Each baby is different and grows at their own pace, so don't be alarmed if your baby quickly outgrows Newborn sized clothes. If your little one is in a higher percentile for weight or height, they may even be wearing 0-3 month clothes home from the hospital!
Expecting parents should also keep in mind that new babies are messy. Everything from diaper blowouts to spit up to spilled bottles means you’ll be washing a lot of baby clothes once the baby arrives. Repeated washes will shrink clothes, so it's important to pay attention to your wash and dry cycles to reduce shrinkage and buy extra clothing if needed.
How to buy baby clothes?
Try before you buy
When possible, shop for baby clothes in person. This will allow you to see and feel the clothes and get an idea for the size of something before you buy. Just because your baby fits into a 3-month romper in one brand doesn't mean that the newborn will in another, so shopping in person can prevent unwanted purchases.
As a rule of thumb, it's best to buy big. Your baby will grow quicker than you think and you can always roll up sleeves or pants on too-big items and let your baby grow into them over time. Who knows… you may find that an item that is at first too-big fits just right after a run through the wash.
Wash Before Wear
Whether you bought new baby clothes or got them secondhand, it’s always important to make sure anything that touches your little one’s skin is properly washed to remove dirt, stains or anything you might’ve missed. Ivory Snow baby detergent is perfect for this, because it has the power to remove stains, while being gentle on delicate skin.
Frequently Asked Questions About Baby Clothes
Pay careful attention to the material and stitching used, not just the size. Clothes made from 100% cotton will be more prone to shrink in the wash, so don’t be afraid to buy big. Inspect stitch and fabric quality as well. Low-quality stitching and fabric are more prone to fall apart in the wash after just a few cycles.
24-month outfits are designed for children still in diapers while 2T is more focused on potty-trained toddlers. While there may be slight differences in actual size, a 24-month onesie with multiple buttons can be tough for parents and children to undo for the potty. 2T clothes tend to feature more zippers and elastic waistbands, so it’s easier for your child to use the bathroom.
This will depend on how quickly your baby grows, your laundry schedule, and whether dressing in layers is needed. Wintertime babies will need more items to bundle up in, paying special attention to foot and head coverings. If your family only does laundry once or twice a week, this will also affect how many outfits you need as babies often wear several outfits a day.

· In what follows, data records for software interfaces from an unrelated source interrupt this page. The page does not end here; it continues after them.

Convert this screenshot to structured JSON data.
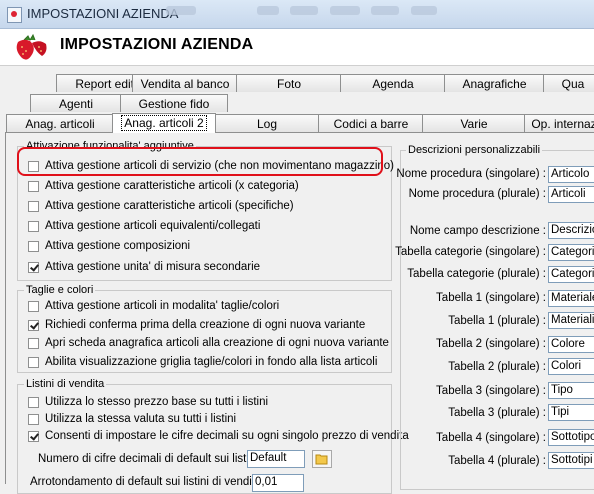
{
  "window": {
    "title": "IMPOSTAZIONI AZIENDA"
  },
  "header": {
    "title": "IMPOSTAZIONI AZIENDA"
  },
  "tabs": {
    "row1": [
      "Report editor",
      "Vendita al banco",
      "Foto",
      "Agenda",
      "Anagrafiche",
      "Qua"
    ],
    "row2": [
      "Agenti",
      "Gestione fido"
    ],
    "row3": [
      "Anag. articoli",
      "Anag. articoli 2",
      "Log",
      "Codici a barre",
      "Varie",
      "Op. internaz"
    ],
    "active": "Anag. articoli 2"
  },
  "group_attivazione": {
    "label": "Attivazione funzionalita' aggiuntive",
    "items": [
      {
        "label": "Attiva gestione articoli di servizio (che non movimentano magazzino)",
        "checked": false
      },
      {
        "label": "Attiva gestione caratteristiche articoli (x categoria)",
        "checked": false
      },
      {
        "label": "Attiva gestione caratteristiche articoli (specifiche)",
        "checked": false
      },
      {
        "label": "Attiva gestione articoli equivalenti/collegati",
        "checked": false
      },
      {
        "label": "Attiva gestione composizioni",
        "checked": false
      },
      {
        "label": "Attiva gestione unita' di misura secondarie",
        "checked": true
      }
    ]
  },
  "group_taglie": {
    "label": "Taglie e colori",
    "items": [
      {
        "label": "Attiva gestione articoli in modalita' taglie/colori",
        "checked": false
      },
      {
        "label": "Richiedi conferma prima della creazione di ogni nuova variante",
        "checked": true
      },
      {
        "label": "Apri scheda anagrafica articoli alla creazione di ogni nuova variante",
        "checked": false
      },
      {
        "label": "Abilita visualizzazione griglia taglie/colori in fondo alla lista articoli",
        "checked": false
      }
    ]
  },
  "group_listini": {
    "label": "Listini di vendita",
    "items": [
      {
        "label": "Utilizza lo stesso prezzo base su tutti i listini",
        "checked": false
      },
      {
        "label": "Utilizza la stessa valuta su tutti i listini",
        "checked": false
      },
      {
        "label": "Consenti di impostare le cifre decimali su ogni singolo prezzo di vendita",
        "checked": true
      }
    ],
    "decimali_label": "Numero di cifre decimali di default sui listini :",
    "decimali_value": "Default",
    "arrotondamento_label": "Arrotondamento di default sui listini di vendita :",
    "arrotondamento_value": "0,01"
  },
  "group_descrizioni": {
    "label": "Descrizioni personalizzabili",
    "fields": [
      {
        "label": "Nome procedura (singolare) :",
        "value": "Articolo"
      },
      {
        "label": "Nome procedura (plurale) :",
        "value": "Articoli"
      },
      {
        "label": "Nome campo descrizione :",
        "value": "Descrizio"
      },
      {
        "label": "Tabella categorie (singolare) :",
        "value": "Categoria"
      },
      {
        "label": "Tabella categorie (plurale) :",
        "value": "Categorie"
      },
      {
        "label": "Tabella 1 (singolare) :",
        "value": "Materiale"
      },
      {
        "label": "Tabella 1 (plurale) :",
        "value": "Materiali"
      },
      {
        "label": "Tabella 2 (singolare) :",
        "value": "Colore"
      },
      {
        "label": "Tabella 2 (plurale) :",
        "value": "Colori"
      },
      {
        "label": "Tabella 3 (singolare) :",
        "value": "Tipo"
      },
      {
        "label": "Tabella 3 (plurale) :",
        "value": "Tipi"
      },
      {
        "label": "Tabella 4 (singolare) :",
        "value": "Sottotipo"
      },
      {
        "label": "Tabella 4 (plurale) :",
        "value": "Sottotipi"
      }
    ]
  }
}
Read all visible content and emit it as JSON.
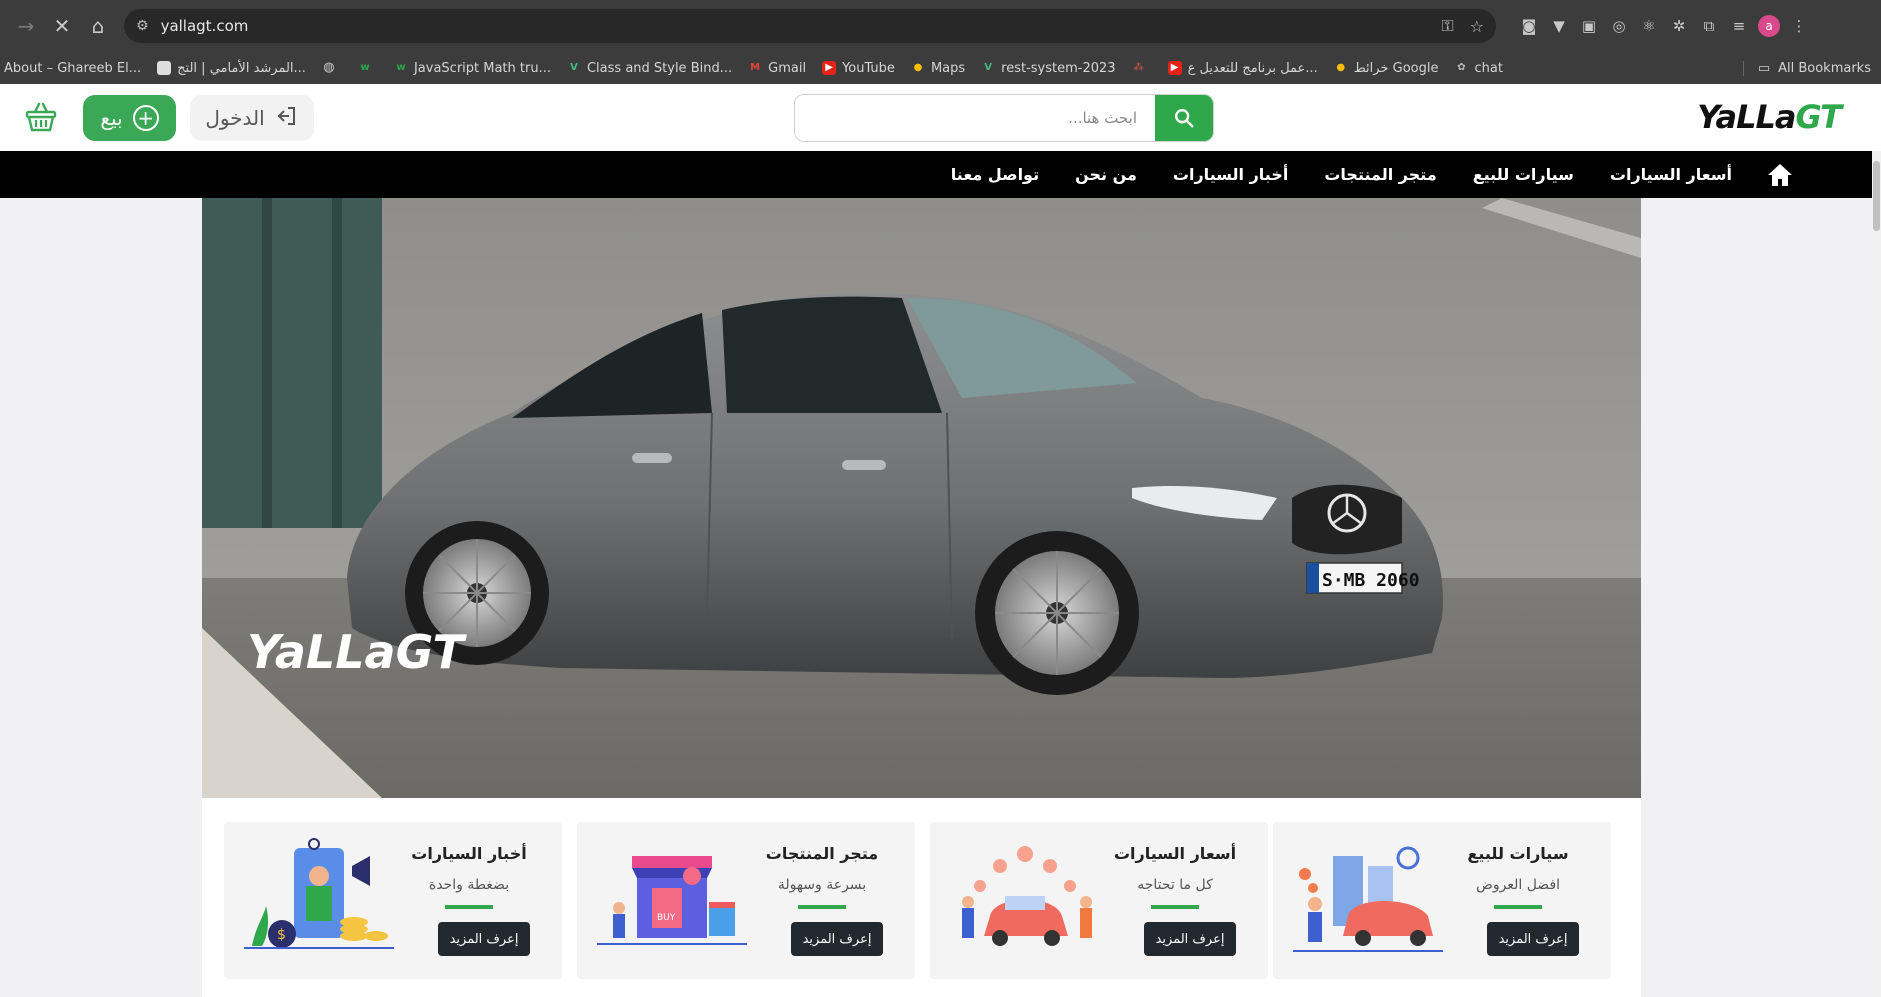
{
  "browser": {
    "url": "yallagt.com",
    "bookmarks": [
      "About – Ghareeb El...",
      "المرشد الأمامي | التج...",
      "",
      "",
      "JavaScript Math tru...",
      "Class and Style Bind...",
      "Gmail",
      "YouTube",
      "Maps",
      "rest-system-2023",
      "",
      "عمل برنامج للتعديل ع...",
      "خرائط Google",
      "chat"
    ],
    "all_bookmarks": "All Bookmarks",
    "profile_initial": "a"
  },
  "header": {
    "logo_text": "YaLLa",
    "logo_accent": "GT",
    "search_placeholder": "ابحث هنا...",
    "login_label": "الدخول",
    "sell_label": "بيع"
  },
  "nav": {
    "items": [
      "أسعار السيارات",
      "سيارات للبيع",
      "متجر المنتجات",
      "أخبار السيارات",
      "من نحن",
      "تواصل معنا"
    ]
  },
  "hero": {
    "watermark_text": "YaLLa",
    "watermark_accent": "GT",
    "plate_text": "S·MB 2060"
  },
  "cards": [
    {
      "title": "سيارات للبيع",
      "subtitle": "افضل العروض",
      "button": "إعرف المزيد"
    },
    {
      "title": "أسعار السيارات",
      "subtitle": "كل ما تحتاجه",
      "button": "إعرف المزيد"
    },
    {
      "title": "متجر المنتجات",
      "subtitle": "بسرعة وسهولة",
      "button": "إعرف المزيد"
    },
    {
      "title": "أخبار السيارات",
      "subtitle": "بضغطة واحدة",
      "button": "إعرف المزيد"
    }
  ],
  "colors": {
    "brand_green": "#2ea84a",
    "nav_black": "#000000",
    "button_dark": "#222a30"
  }
}
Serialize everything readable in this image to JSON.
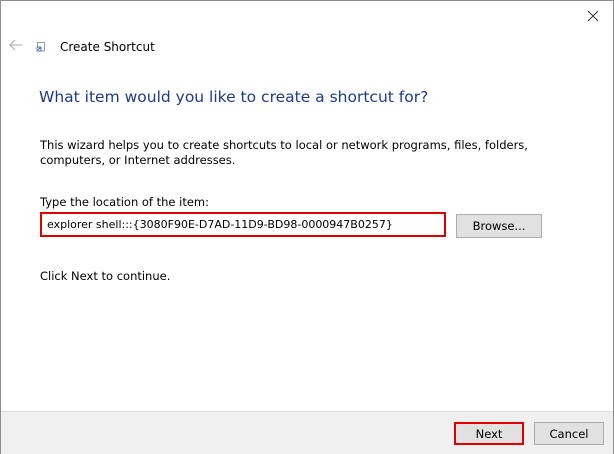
{
  "window": {
    "title": "Create Shortcut"
  },
  "icons": {
    "close": "close-icon",
    "back": "back-arrow-icon",
    "title": "shortcut-icon"
  },
  "main": {
    "heading": "What item would you like to create a shortcut for?",
    "description": "This wizard helps you to create shortcuts to local or network programs, files, folders, computers, or Internet addresses.",
    "location_label": "Type the location of the item:",
    "location_value": "explorer shell:::{3080F90E-D7AD-11D9-BD98-0000947B0257}",
    "browse_label": "Browse...",
    "continue_text": "Click Next to continue."
  },
  "footer": {
    "next_label": "Next",
    "cancel_label": "Cancel"
  },
  "colors": {
    "heading": "#1e3a8c",
    "highlight": "#e00000",
    "button_bg": "#e1e1e1",
    "footer_bg": "#f0f0f0"
  }
}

Below are some general guidelines that can be adjusted based on your own personal needs. In this case, “outfit” means shirt/onesie, pants, and a pair of socks.
0 – 3 month – Plan on two outfits and a sleeper each day, but don’t overbuy in this range as your child will grow quickly.
3 – 6 month – Plan on one to two outfits a day plus a sleeper. You may also need bibs for drooling.
6 – 9 month – Plan on one outfit and a sleeper each day
9 – 12 month and beyond – One outfit and pajamas each day
Buying clothes for your baby is exciting and fun, even if it’s a little confusing at first. Now that you know how to read size labels and have explored some of the brands available to your child, keep what you’ve learned in mind as you begin to prepare. Shop in person and follow your checklist to prevent overbuying and unwanted purchases from making it into your baby’s closet and dresser drawers!